Your passport should be valid for a minimum period of 6 months from the date of entry into Zambia and have 2 blank pages.
The Zambian authorities have confirmed they will accept British passports extended by 12 months by British Embassies and Consulates under additional measures put in place in mid-2014.
UK Emergency Travel Documents
UK Emergency Travel Documents (ETDs) are accepted for entry, airside transit, and exit from Zambia. ETDs must be valid for 6 months for entry into Zambia if the holder is not a returning resident.
The Zambian constitution doesn’t recognise dual nationality.
Yellow Fever vaccination is required for travellers who are arriving from, or have transited through, countries with risk of yellow fever transmission.
TOURISM IN ZAMBIA
Blessed with awe-inspiring natural wonders, an abundance of wildlife, huge water bodies and vast open spaces, Zambia offers unforgettable holidays exploring the real Africa.
Acknowledged as one of the safest countries in the world to visit, Zambia's welcoming people live in peace and harmony. And here, in the warm heart of Africa, you will find some of the finest Safari experiences on the planet, including face to face encounters with Nature at its most wild.
Spectacular waterways provide adrenaline-thrills or a leisurely playground of activities for all ages. Seventeen magnificent waterfalls, apart from the spectacular Victoria Falls, provide 'cascade followers' an adventure into the remote undeveloped rural areas where a taste of village life can be experienced. Spectacular daily sunsets are almost guaranteed.
Zambia is commonly regarded as one of the most beautiful, friendly, diverse and unspoilt countries on the entire African continent. Aside from the majestic Victoria Falls, Zambia has more natural water resources than any other southern African country, including a myriad of other falls dotted across the country, not to mention the famous Zambezi River. The many National Parks offer great opportunities for observing Africa’s plains game and their attendant predators, whilst bustling urban areas offer a taste of eclectic Zambian culture.
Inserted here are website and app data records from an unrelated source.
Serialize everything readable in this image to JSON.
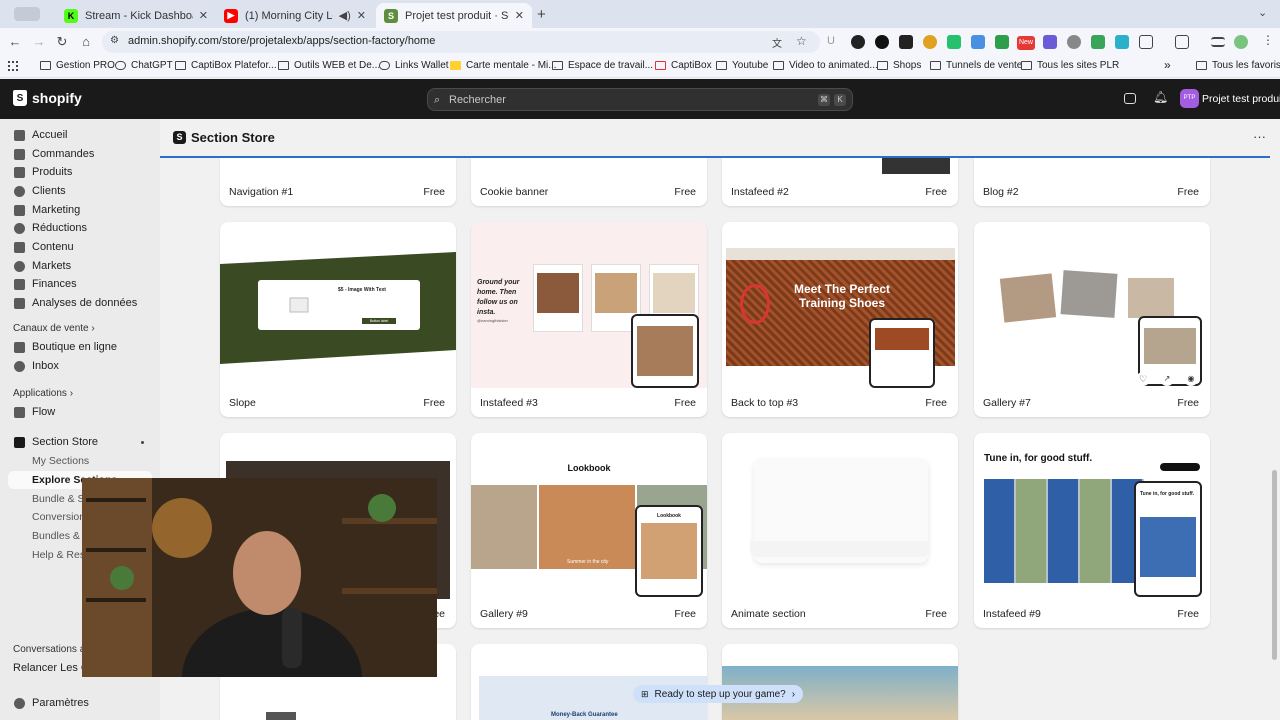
{
  "browser": {
    "tabs": [
      {
        "title": "Stream - Kick Dashboard"
      },
      {
        "title": "(1) Morning City Lofi Beat"
      },
      {
        "title": "Projet test produit · Section S"
      }
    ],
    "url": "admin.shopify.com/store/projetalexb/apps/section-factory/home",
    "ext_new_badge": "New",
    "bookmarks": [
      "Gestion PRO",
      "ChatGPT",
      "CaptiBox Platefor...",
      "Outils WEB et De...",
      "Links Wallet",
      "Carte mentale - Mi...",
      "Espace de travail...",
      "CaptiBox",
      "Youtube",
      "Video to animated...",
      "Shops",
      "Tunnels de vente",
      "Tous les sites PLR"
    ],
    "bookmarks_more": "»",
    "all_bookmarks": "Tous les favoris"
  },
  "topbar": {
    "brand": "shopify",
    "search_placeholder": "Rechercher",
    "kbd1": "⌘",
    "kbd2": "K",
    "store_initials": "PTP",
    "store_name": "Projet test produit"
  },
  "sidebar": {
    "items": [
      "Accueil",
      "Commandes",
      "Produits",
      "Clients",
      "Marketing",
      "Réductions",
      "Contenu",
      "Markets",
      "Finances",
      "Analyses de données"
    ],
    "sales_channels_label": "Canaux de vente",
    "sales_channels": [
      "Boutique en ligne",
      "Inbox"
    ],
    "apps_label": "Applications",
    "apps": [
      "Flow"
    ],
    "section_store": "Section Store",
    "section_store_sub": [
      "My Sections",
      "Explore Sections",
      "Bundle & Sa",
      "Conversion",
      "Bundles & Q",
      "Help & Reso"
    ],
    "conversations_label": "Conversations ave",
    "relancer": "Relancer Les Cli",
    "settings": "Paramètres"
  },
  "main": {
    "title": "Section Store",
    "menu_icon": "···",
    "price_label": "Free",
    "cards": [
      {
        "name": "Navigation #1"
      },
      {
        "name": "Cookie banner"
      },
      {
        "name": "Instafeed #2"
      },
      {
        "name": "Blog #2"
      },
      {
        "name": "Slope"
      },
      {
        "name": "Instafeed #3"
      },
      {
        "name": "Back to top #3"
      },
      {
        "name": "Gallery #7"
      },
      {
        "name": ""
      },
      {
        "name": "Gallery #9"
      },
      {
        "name": "Animate section"
      },
      {
        "name": "Instafeed #9"
      }
    ],
    "slope_thumb": {
      "heading": "$5 - Image With Text",
      "button": "Button label"
    },
    "instafeed3_thumb": {
      "text": "Ground your home. Then follow us on insta.",
      "handle": "@namingthisister"
    },
    "backtotop_thumb": {
      "heading": "Meet The Perfect Training Shoes"
    },
    "lookbook_thumb": {
      "heading": "Lookbook",
      "caption": "Summer in the city"
    },
    "instafeed9_thumb": {
      "heading": "Tune in, for good stuff."
    },
    "money_back": "Money-Back Guarantee"
  },
  "toast": {
    "label": "Ready to step up your game?",
    "arrow": "›"
  }
}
Zambia’s game reserves provide pristine sanctuary to a wide variety of wildlife, and boast some of the best game viewing opportunities in the world. From the North and South Parks on the hippo and croc-infested Luangwa River, to the wide expanse of the Lower Zambezi, the vast and little-explored Kafue.
While Victoria Falls, not surprisingly, tends to steal the limelight, Zambia has an array of wonderful waterfalls, cascades, rapids, cataracts and flumes on the many rich waterways that dissect the country.
Whether it’s the history and sheer size of Lake Tanganyika (the world’s longest lake) that draws you, getting off the beaten track at Lake Mweru, or taking in the secluded beach holiday atmosphere that can be found on the banks of Lake Kariba.
As if all the lakes and waterfalls weren’t enough, Zambia is also home to the magnificent Zambezi River as well as the Luangwa and Kafue river systems, offering great fishing opportunities, adventure activities and canoeing safaris. These are some of the most unspoilt and best-protected rivers on the continent and are home to much of Zambia’s wildlife.
In recent years the expansion of Zambia’s major towns and cities has been rapid and extensive. Lusaka, the capital city, is now one of Africa’s fastest-growing cities, while the historic town of Livingstone has become the ‘adventure capital’ of the whole of Africa.